Current Location: Oakland, Calif.
Current Gig: President and CEO of The Maynard Institute
Member Since: Jan. 2008
Six-word memoir: Too young to write a memoir
Quick and Dirty Resume: Was part of the Chauncey Bailey Project, co-authored Letters to My Children, a compilation of nationally syndicated columns by my late father. Worked as a reporter on both coasts — The Bakersfield Californian and The Patriot Ledger, in Quincy, Mass. — as well as at the Detroit Free Press, and in 1993 became the first daughter to follow a father as a Nieman fellow at Harvard University.
Favorite fictional character: Winnie-the-Pooh. He was an adventurous soul who led with his heart and wanted only happiness for his diverse group of friends.
Favorite tech tool: My iPad … and right now I’m really into Pintrest. I also like Storify, Twitter and Facebook.
What happens during your average day?
With my job, I don’t have an average day. Some days I get to talk to my younger friends about new media, social media and justice. Other days I’m in meetings with executive-type friends who have a different take on diversity in journalism. Every day offers something a little bit different. For example, this Tuesday afternoon I will talk to students at my local community college. Tuesday night I will be talking at a forum we are co-hosting with the Bay Area News Group to look at the role media coverage played in the death of Trayvon Martin. The only day-to-day unifying theme is that my time is spent helping news media accurately depict all segments of our society. And by news media, we mean no matter the platform — we are platform agnostic.
Why did you choose to get involved with online media?
My father always, even before there was an online media, was intrigued by what technology was going to do to society and the delivery of news. He died in 1993, but even then, he was predicting we would get our news on computers. In our house it wasn’t a question about whether to get involved, because it was understood that was where media was going. To ignore it would be to ignore the future of journalism.

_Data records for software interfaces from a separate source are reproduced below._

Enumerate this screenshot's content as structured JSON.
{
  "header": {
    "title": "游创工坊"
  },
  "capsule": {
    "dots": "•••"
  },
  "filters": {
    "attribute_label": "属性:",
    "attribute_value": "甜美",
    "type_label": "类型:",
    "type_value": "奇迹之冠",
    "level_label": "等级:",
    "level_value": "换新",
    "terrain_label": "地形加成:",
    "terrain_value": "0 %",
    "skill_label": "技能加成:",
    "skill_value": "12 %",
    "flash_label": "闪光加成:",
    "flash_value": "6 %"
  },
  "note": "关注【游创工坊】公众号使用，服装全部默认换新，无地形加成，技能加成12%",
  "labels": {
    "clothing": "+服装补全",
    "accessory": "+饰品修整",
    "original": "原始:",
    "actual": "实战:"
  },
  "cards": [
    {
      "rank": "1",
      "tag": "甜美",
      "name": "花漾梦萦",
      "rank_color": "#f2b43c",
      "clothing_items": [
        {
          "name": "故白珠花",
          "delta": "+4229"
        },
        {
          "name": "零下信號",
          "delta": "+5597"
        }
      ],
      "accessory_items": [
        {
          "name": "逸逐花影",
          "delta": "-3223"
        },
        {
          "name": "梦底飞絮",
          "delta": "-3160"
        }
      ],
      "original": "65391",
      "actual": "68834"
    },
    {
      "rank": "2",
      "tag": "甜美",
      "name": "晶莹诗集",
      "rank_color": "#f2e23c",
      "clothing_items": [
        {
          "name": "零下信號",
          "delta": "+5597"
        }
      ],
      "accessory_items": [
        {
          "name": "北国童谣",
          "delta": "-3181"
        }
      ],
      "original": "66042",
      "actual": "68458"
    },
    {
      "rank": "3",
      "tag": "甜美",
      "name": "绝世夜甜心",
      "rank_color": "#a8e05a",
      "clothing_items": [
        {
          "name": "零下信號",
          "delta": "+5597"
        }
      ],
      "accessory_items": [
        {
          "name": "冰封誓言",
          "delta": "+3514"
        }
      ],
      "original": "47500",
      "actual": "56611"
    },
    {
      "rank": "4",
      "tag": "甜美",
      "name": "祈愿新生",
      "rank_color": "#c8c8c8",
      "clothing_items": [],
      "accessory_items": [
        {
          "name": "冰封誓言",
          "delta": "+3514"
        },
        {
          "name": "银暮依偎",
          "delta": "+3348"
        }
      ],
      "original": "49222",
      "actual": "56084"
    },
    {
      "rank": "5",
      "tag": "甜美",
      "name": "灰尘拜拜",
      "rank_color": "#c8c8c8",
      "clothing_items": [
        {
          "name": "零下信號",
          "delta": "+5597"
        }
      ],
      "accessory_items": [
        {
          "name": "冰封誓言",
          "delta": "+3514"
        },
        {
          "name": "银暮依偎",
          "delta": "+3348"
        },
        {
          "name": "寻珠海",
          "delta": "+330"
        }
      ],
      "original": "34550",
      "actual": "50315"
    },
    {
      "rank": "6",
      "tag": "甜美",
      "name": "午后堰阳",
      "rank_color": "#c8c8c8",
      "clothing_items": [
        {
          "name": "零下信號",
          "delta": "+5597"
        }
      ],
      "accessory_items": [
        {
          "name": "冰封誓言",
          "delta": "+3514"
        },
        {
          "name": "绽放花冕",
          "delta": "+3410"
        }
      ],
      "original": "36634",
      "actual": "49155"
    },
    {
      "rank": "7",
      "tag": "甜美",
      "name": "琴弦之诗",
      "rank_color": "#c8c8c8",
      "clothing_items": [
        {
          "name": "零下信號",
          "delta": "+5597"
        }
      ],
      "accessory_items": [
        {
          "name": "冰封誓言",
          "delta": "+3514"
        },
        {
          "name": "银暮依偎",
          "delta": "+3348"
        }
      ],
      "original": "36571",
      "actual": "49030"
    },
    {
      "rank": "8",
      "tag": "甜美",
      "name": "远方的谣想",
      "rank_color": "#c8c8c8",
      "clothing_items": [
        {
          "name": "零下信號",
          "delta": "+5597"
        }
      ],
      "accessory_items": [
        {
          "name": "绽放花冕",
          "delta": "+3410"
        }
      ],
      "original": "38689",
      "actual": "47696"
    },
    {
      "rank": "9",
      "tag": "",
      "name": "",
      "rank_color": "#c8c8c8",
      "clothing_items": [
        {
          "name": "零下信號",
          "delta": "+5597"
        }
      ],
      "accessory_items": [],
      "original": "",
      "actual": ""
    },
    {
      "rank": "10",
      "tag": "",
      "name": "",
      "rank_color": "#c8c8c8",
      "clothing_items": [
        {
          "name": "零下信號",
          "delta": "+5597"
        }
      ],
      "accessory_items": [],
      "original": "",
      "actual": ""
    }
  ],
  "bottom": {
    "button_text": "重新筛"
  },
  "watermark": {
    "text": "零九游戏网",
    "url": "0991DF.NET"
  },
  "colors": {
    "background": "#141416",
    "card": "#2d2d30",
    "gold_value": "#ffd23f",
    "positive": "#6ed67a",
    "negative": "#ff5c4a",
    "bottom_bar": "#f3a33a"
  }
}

So for me, it always felt very natural.
And at the Institute in the 1990s, we started doing what we then called multimedia and cross-media storytelling sessions. Again, it was the direction journalism was clearly going in. And, quite frankly, it’s great. It gives you tools to tell your own story. Use the tools that you are comfortable with, to complement your version of storytelling. We aren’t confined to one way of telling a story.
What were conversations on diversity like when you entered the field? What are they like now? What has/hasn’t changed?

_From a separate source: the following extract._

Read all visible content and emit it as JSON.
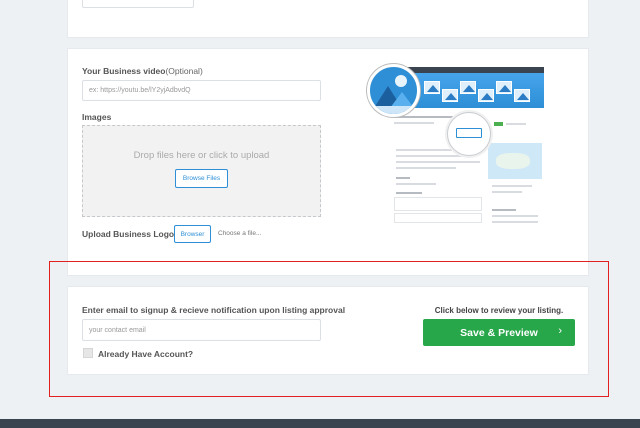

The fervor for diversity died down when the business model in traditional media collapsed. Everyone was so focused on trying to figure out the business model. Now we seem to have begun to find our footing [as an industry] with the tools and the technology. So we are at a point where we can say the tools are great, but we need to refocus on how we use those tools to tell stories and what stories we are telling about this country. And so I hope this is the beginning of a time for reflection, where we start looking at how we can move forward. This could be a period of hope and change.
You’re very passionate about Pinterest. Why does that platform speak to you?

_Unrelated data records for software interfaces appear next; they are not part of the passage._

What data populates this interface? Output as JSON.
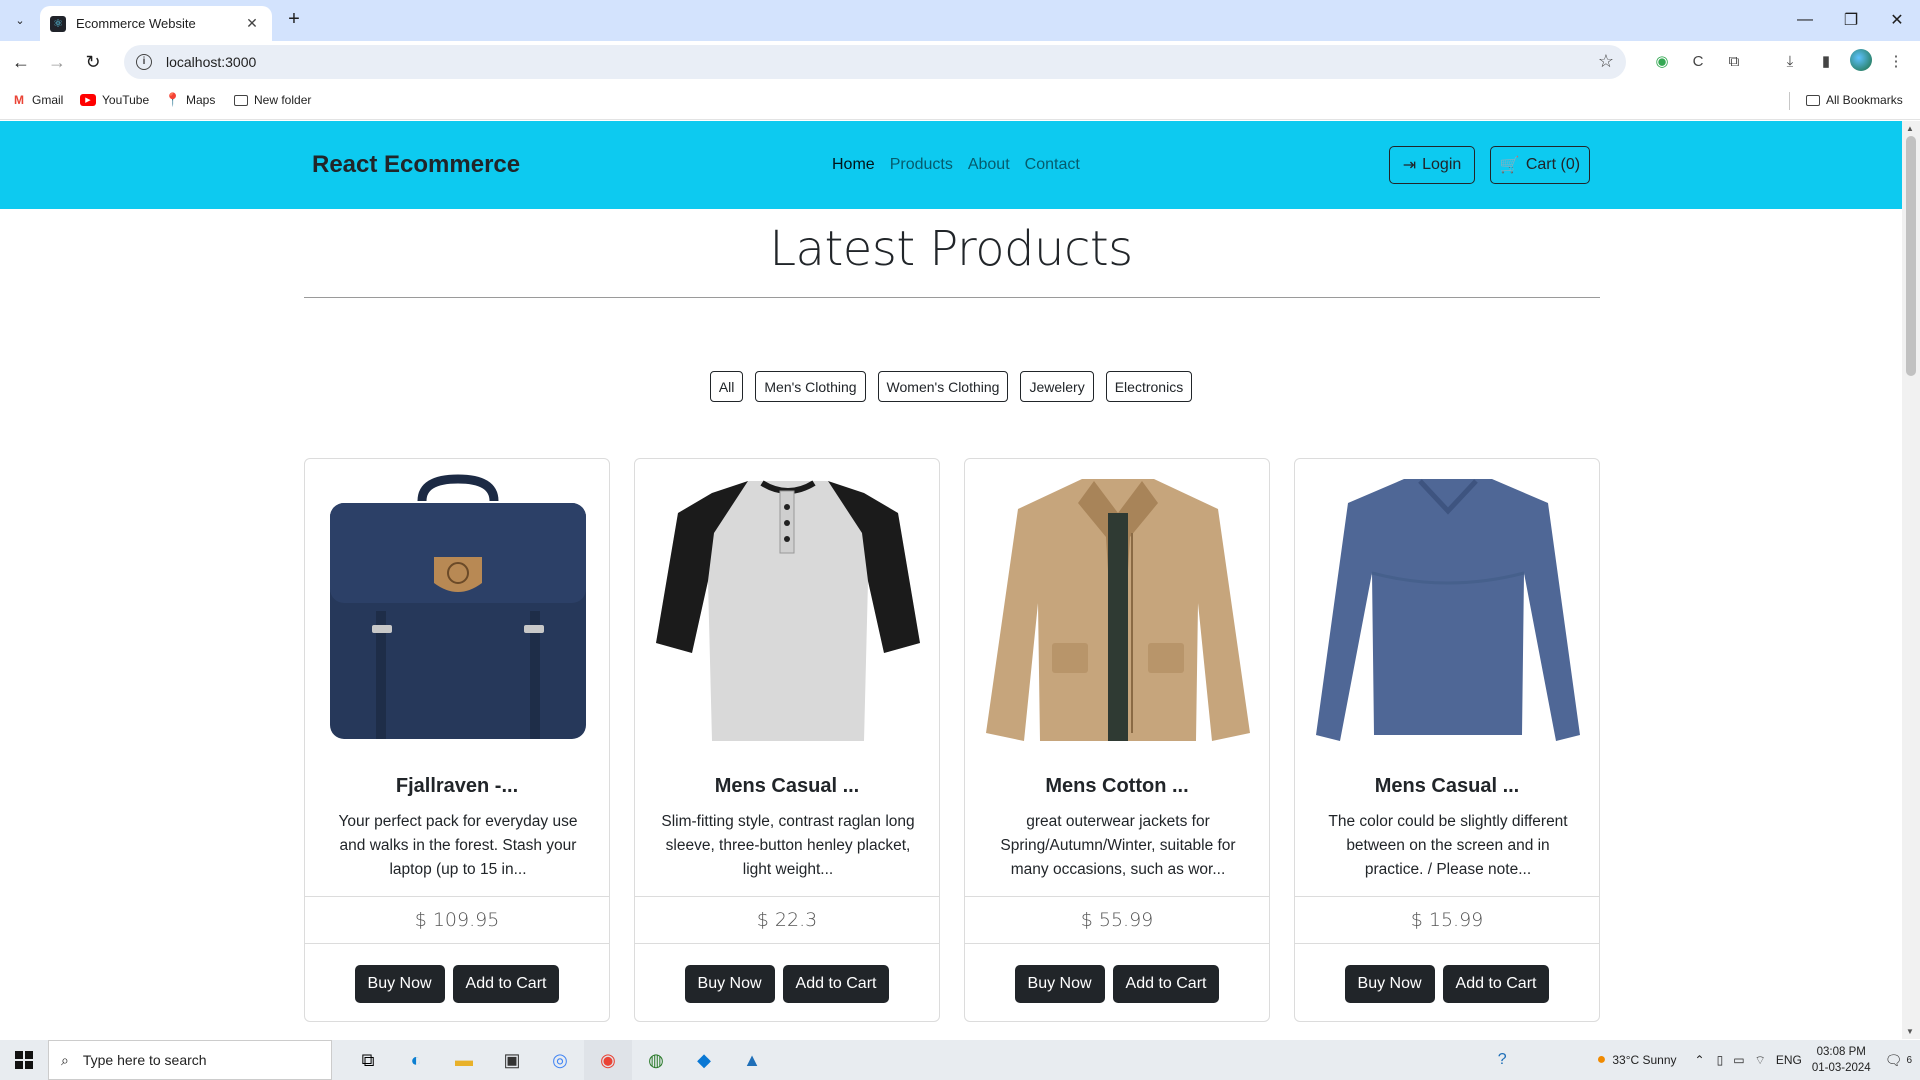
{
  "browser": {
    "tab_title": "Ecommerce Website",
    "tab_close": "✕",
    "new_tab": "+",
    "url": "localhost:3000",
    "window_controls": [
      "—",
      "❐",
      "✕"
    ]
  },
  "bookmarks": [
    {
      "label": "Gmail",
      "icon": "gmail-icon"
    },
    {
      "label": "YouTube",
      "icon": "youtube-icon"
    },
    {
      "label": "Maps",
      "icon": "maps-icon"
    },
    {
      "label": "New folder",
      "icon": "folder-icon"
    }
  ],
  "all_bookmarks": "All Bookmarks",
  "navbar": {
    "brand": "React Ecommerce",
    "links": [
      "Home",
      "Products",
      "About",
      "Contact"
    ],
    "active_link": "Home",
    "login_label": "Login",
    "cart_label": "Cart (0)",
    "bg_color": "#0dcaf0"
  },
  "heading": "Latest Products",
  "filters": [
    "All",
    "Men's Clothing",
    "Women's Clothing",
    "Jewelery",
    "Electronics"
  ],
  "products": [
    {
      "title": "Fjallraven -...",
      "description": "Your perfect pack for everyday use and walks in the forest. Stash your laptop (up to 15 in...",
      "price": "$ 109.95",
      "image": "backpack-image"
    },
    {
      "title": "Mens Casual ...",
      "description": "Slim-fitting style, contrast raglan long sleeve, three-button henley placket, light weight...",
      "price": "$ 22.3",
      "image": "henley-tshirt-image"
    },
    {
      "title": "Mens Cotton ...",
      "description": "great outerwear jackets for Spring/Autumn/Winter, suitable for many occasions, such as wor...",
      "price": "$ 55.99",
      "image": "cotton-jacket-image"
    },
    {
      "title": "Mens Casual ...",
      "description": "The color could be slightly different between on the screen and in practice. / Please note...",
      "price": "$ 15.99",
      "image": "longsleeve-shirt-image"
    }
  ],
  "buttons": {
    "buy_now": "Buy Now",
    "add_to_cart": "Add to Cart"
  },
  "taskbar": {
    "search_placeholder": "Type here to search",
    "weather": "33°C  Sunny",
    "language": "ENG",
    "time": "03:08 PM",
    "date": "01-03-2024",
    "notifications": "6"
  }
}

Pinterest allows for a graphic way to tell your story. When I walk around my city, I don’t see my Oakland reflected in the media. I also noticed there aren’t many images of black men. It’s great that everyone is wearing hoodies [in solidarity with Trayvon Martin] but what about regular, everyday black men? So I made a Pinterest board. It’s a great storytelling tool.
If you could wave a wand and change something about our current media environment, what would it be?
Not only is everyone represented in the room, but we would have reached a point where we were able to talk comfortably about previously uncomfortable subjects. That’s my hope — that we get that race, class, gender, sexuality, generation and geography shape our views of the world and we’re not (all) going to be in the same place, but we’ve figured out a way to talk about it respectfully, honestly and solution based. We’ve accepted that there’s differences to how we all see the world and we want to know why we all view it so differently. That would be my wish.
If you had a million dollars dedicated to improving media, you would …
Only a million? I have big dreams! With a million, I would start a program giving journalists of color the tools to succeed and lead in the digital space. I would also make their contributions more visible so that we don’t keep having these conversations. And I would hire a fundraiser so I could get more than a million dollars so I could do all the work that needs to get done. Maybe that’s the first thing I would do.